The thing that Ivan Reitman did right - making a film after 5 years - was to get a woman to write his next romantic comedy and then pepper it with a cast of talented, lovely ladies. This automatically should have given the film come charm and a point of view not seen in most romantic comedies out of the Hollywood stables. What he did wrong was trust his instincts and make a film that insults women anyway.
Natalie Portman's character, as written and directed, is mean, petty and stupid, and she is willfully ignorant of her own self. In a film where two friends get together to have casual sex and not get tangled in relationships, it is the woman who takes the longest to get herself together, and the womanising man-child is portrayed as a saint who never did any wrong.
Be that as it may, Ashton Kutcher is nowhere near the actor or the star to be the role he is asked to. His turn as the witless friend with even bigger dolts for friends is bland and charisma-free - a death knell for a rom-com.

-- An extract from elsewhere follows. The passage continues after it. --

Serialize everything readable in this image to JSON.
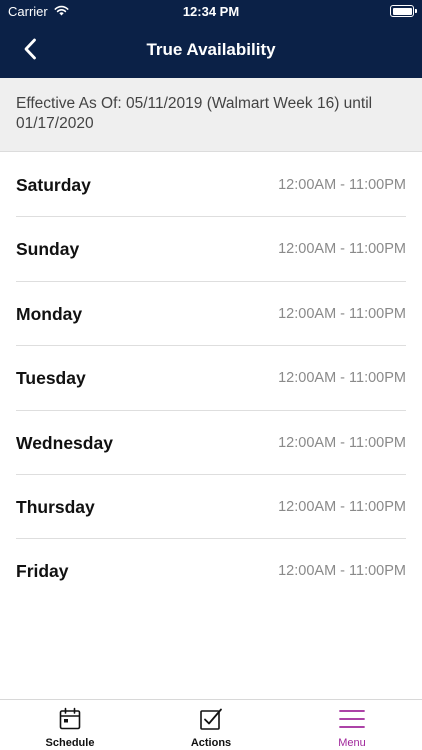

The biggest problem, though, is that with friendship and sex acknowledged as part of the lives of the protagonists, we are never invested in whether "they will get together". For all intents and purposes, they are together. There isn't a visible obstacle to their romance, except probably for poor definition. "It's Complicated", as they'd say on various social networks.
Which isn't enough to peg a film on, really. They're together, and they're having sex. Anyone can see they are happy together. This makes us completely detached from their lives as they continue on. Portman's character is set up to not realise what she wants until she's lost it - but until she does, we have no way of seeing why this is a bad thing.
Possible salvation comes in the form of some great comedic acting by the supporting cast, especially Lake Bell, Abby Elliott, Greta Gerwig and Kevin Kline. They are mostly wasted by Reitman, but when they get their chance to spew some funny, they deliver the goods like nothing else. Kline especially, as the hippy father, is an utter treat to watch as he breaks out one loopy zinger after another.
Elizabeth Meriwether's script is also very topical. Modern relationships and their reliance on technology are very nicely captured, and also give some lovely moments to the supporting cast. It's quite smart for a standard rom-com, and goes a way to negate the ennui of the film.
Overall, No Strings Attached is a boring little film with no obstacle to the romance and hence to import, but some nice acting and a script that gets modern young relationships can keep you from totally hating it.